This is a good point. The problem is that programming is like gardening. You can't expect a garden you plant one year to be as beautiful the next year without a little work. You need to weed, prune, replant, and fertilize it.
In programming we need to patch and refactor. It's all for the best really. The way to sell refactoring to a customer is to tell them that sooner or later, without it, they are heading for a meltdown. It's not because the program was bad when you wrote it, it's just that entropy is the way of the universe.
No application, especially a web app, can withstand time without maintenance.
Also no web programmer can survive on new projects alone. Eventually maintenance and upgrades come into the picture.

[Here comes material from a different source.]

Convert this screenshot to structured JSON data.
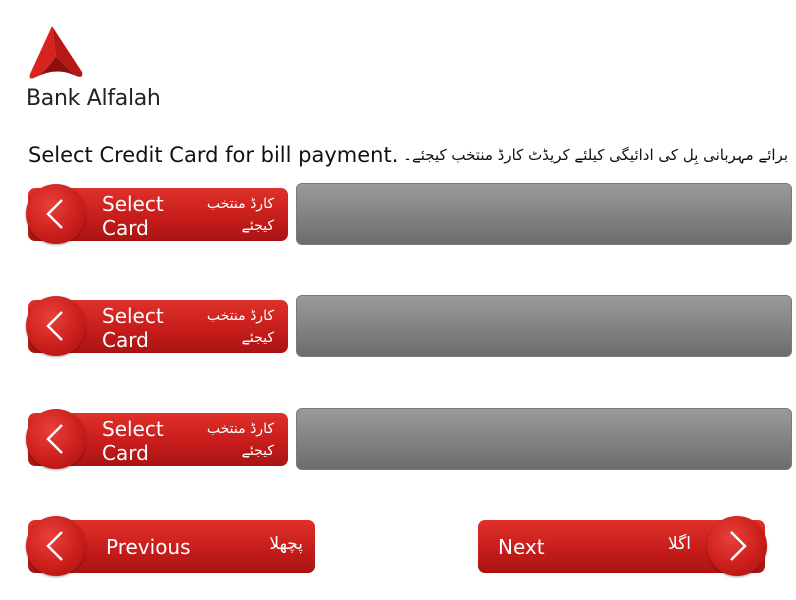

If your clients don't understand that, then you need new clients more than your current clients need you. And you can quote me on that. I've been building web apps for 12 years. None on the sites I built 12 years would still be relevant or working today without upgrades.